··· Task material ···

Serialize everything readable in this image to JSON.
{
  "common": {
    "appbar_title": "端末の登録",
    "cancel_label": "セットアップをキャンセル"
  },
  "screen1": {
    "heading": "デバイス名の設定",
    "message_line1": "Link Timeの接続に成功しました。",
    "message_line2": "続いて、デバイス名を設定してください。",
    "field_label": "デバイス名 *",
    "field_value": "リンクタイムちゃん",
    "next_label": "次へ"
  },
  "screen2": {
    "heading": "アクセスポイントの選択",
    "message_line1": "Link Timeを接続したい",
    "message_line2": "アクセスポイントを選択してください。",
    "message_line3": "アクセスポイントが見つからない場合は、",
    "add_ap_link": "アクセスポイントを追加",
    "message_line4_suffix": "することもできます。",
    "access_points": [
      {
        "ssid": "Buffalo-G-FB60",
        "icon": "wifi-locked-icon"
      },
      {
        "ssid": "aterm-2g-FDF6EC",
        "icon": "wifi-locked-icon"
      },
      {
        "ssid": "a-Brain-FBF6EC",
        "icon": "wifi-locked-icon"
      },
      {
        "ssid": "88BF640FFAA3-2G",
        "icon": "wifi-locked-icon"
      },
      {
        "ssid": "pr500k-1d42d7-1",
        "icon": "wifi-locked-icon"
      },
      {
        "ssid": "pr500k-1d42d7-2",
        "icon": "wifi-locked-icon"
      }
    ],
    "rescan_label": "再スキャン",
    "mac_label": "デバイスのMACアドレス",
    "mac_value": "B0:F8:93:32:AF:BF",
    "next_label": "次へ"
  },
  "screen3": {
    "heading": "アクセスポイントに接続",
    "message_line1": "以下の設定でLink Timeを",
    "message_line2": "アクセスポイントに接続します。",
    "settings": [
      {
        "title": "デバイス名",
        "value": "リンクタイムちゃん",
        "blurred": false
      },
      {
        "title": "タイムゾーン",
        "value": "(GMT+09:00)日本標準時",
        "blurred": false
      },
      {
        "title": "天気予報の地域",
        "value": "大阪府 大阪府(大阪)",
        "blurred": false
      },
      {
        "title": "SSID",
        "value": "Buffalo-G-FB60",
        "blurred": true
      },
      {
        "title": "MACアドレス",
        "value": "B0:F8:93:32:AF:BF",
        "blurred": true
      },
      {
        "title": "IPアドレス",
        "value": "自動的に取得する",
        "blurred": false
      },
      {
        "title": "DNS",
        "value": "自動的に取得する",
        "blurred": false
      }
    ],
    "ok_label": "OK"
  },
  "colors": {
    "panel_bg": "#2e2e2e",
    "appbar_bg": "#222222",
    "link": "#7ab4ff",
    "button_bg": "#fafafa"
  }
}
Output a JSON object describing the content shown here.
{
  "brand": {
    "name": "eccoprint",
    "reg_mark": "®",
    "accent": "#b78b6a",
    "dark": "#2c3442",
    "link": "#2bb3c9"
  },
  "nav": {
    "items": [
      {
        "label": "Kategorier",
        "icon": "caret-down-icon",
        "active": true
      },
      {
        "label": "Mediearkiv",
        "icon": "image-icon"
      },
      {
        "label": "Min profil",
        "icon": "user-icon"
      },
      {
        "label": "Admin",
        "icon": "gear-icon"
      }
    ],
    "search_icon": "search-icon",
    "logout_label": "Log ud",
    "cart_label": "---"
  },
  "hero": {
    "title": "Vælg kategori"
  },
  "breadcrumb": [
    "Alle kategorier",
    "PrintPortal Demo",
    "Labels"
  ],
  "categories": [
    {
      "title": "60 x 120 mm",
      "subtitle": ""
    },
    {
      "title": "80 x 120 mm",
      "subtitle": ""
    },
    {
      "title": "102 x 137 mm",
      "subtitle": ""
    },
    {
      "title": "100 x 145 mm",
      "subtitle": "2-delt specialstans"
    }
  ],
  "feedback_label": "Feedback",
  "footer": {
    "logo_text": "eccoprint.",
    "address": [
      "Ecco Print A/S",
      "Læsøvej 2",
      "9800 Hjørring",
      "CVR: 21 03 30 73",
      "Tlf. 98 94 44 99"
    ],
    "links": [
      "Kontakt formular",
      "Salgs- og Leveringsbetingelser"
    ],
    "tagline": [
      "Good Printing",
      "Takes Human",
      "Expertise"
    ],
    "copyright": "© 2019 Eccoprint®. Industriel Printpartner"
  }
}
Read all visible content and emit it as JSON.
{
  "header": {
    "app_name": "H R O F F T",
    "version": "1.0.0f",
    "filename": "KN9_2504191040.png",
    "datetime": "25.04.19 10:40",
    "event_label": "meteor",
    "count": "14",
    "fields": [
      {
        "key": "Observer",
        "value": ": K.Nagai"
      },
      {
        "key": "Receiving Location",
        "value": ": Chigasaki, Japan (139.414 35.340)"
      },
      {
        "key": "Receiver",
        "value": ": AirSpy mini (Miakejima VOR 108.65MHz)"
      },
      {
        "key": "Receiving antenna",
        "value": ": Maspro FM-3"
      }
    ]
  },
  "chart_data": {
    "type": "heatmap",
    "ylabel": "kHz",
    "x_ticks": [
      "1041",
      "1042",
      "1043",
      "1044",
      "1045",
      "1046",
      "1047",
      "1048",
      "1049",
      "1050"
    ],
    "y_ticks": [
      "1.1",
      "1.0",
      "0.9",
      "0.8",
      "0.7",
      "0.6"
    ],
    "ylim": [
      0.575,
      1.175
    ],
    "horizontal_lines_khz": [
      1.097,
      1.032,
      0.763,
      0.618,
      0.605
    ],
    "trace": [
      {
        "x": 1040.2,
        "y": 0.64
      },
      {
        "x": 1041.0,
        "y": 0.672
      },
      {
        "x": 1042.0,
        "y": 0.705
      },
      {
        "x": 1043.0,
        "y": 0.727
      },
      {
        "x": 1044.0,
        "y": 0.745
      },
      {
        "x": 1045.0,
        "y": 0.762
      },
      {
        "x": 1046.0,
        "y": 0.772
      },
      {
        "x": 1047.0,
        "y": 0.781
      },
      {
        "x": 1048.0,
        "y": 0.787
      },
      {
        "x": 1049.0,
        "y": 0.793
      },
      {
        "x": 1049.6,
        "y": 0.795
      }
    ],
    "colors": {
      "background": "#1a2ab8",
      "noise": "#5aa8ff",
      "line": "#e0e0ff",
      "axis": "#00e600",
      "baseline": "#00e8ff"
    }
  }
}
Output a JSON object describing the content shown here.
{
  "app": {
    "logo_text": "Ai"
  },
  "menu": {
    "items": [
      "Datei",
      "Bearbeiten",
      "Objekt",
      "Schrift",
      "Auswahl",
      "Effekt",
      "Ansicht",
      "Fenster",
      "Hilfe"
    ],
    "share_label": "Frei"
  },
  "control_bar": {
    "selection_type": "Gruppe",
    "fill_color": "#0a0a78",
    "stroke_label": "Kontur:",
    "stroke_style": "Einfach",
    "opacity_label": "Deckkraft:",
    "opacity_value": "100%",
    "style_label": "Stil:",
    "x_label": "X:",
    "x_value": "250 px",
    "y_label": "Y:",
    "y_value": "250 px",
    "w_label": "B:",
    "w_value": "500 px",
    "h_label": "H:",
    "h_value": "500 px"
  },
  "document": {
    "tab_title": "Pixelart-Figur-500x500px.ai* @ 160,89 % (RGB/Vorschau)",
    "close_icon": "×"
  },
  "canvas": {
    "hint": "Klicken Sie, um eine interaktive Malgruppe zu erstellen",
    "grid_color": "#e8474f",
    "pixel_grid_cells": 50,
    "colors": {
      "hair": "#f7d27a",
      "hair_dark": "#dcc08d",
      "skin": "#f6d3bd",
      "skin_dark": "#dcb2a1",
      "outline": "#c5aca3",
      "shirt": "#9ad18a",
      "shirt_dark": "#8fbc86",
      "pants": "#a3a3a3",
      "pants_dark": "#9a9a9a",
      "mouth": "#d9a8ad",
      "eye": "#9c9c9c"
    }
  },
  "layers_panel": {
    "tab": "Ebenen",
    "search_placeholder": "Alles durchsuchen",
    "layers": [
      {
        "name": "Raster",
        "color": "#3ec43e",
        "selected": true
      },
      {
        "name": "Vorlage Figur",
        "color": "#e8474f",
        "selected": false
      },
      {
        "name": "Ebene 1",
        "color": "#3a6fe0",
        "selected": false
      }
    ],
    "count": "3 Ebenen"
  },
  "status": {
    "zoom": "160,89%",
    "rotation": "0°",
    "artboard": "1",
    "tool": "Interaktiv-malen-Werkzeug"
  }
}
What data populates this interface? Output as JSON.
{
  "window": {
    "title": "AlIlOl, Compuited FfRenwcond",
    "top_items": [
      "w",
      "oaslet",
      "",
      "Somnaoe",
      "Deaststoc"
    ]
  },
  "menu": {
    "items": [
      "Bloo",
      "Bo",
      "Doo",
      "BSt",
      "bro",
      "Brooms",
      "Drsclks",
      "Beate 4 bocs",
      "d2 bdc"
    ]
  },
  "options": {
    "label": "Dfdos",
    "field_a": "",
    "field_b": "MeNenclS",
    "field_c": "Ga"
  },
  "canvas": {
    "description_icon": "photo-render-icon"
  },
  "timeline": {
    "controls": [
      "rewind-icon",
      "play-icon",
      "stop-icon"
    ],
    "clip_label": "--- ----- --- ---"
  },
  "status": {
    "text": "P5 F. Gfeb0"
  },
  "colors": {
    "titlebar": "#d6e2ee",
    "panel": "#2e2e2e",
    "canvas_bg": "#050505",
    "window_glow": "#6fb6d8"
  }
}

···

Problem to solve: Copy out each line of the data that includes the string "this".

Answer area:
Serialize everything readable in this image to JSON.
What data populates this interface? Output as JSON.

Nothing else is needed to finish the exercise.